In one of Riordan’s blog posts, he writes:“Some writers will say that they don’t have any audience in mind when they write. They write solely for themselves, or for posterity, or because they are driven internally to tell the story. That’s all fine and legitimate. But as a teacher, I always drove home one thing to my writing students: You must have a sense of audience. Who are you writing for? You can’t expect a business inquiry to be written the same as a letter to your friend. Nor should you expect a college physics textbook to be written the same way as a fairy tale book for elementary students. Audience, for this writer, is critically important. I would submit that it’s important to any writer. It’s a fundamental element of good communication. You should always be mindful and considerate of your audience.”
So how does Riordan do this?
“I do this primarily by knowing my audience -- writing for them and to them. What does that mean? Writing with a strong plot, for one thing. Writing about characters that kids can relate to. Writing with humor and suspense to keep the pages turning. Writing as clearly as I can, so the sentence structure flows well when read aloud, and the prose becomes a smooth-running vehicle to deliver the story. And, like myths, my stories repeat familiar patterns – the hero’s quest, in particular.”

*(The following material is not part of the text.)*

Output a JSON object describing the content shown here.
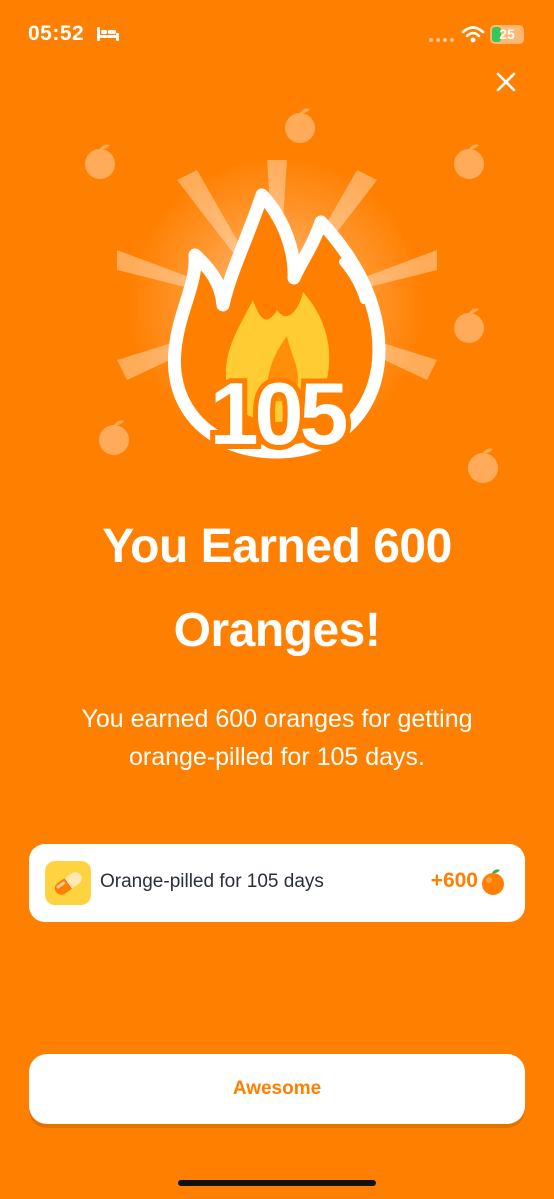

Riordan finds writing for kids much more challenging than he does for adults. Kids care about the characters. Imagine themselves in the settings. And always want something to happen. So when I sit down to plot, plan, and produce the first thing I think of is my audience. Then I ask, will this story work for kids? Not just for the book worms, but the reluctant readers too. And if I get a green light, then I’m off to the races!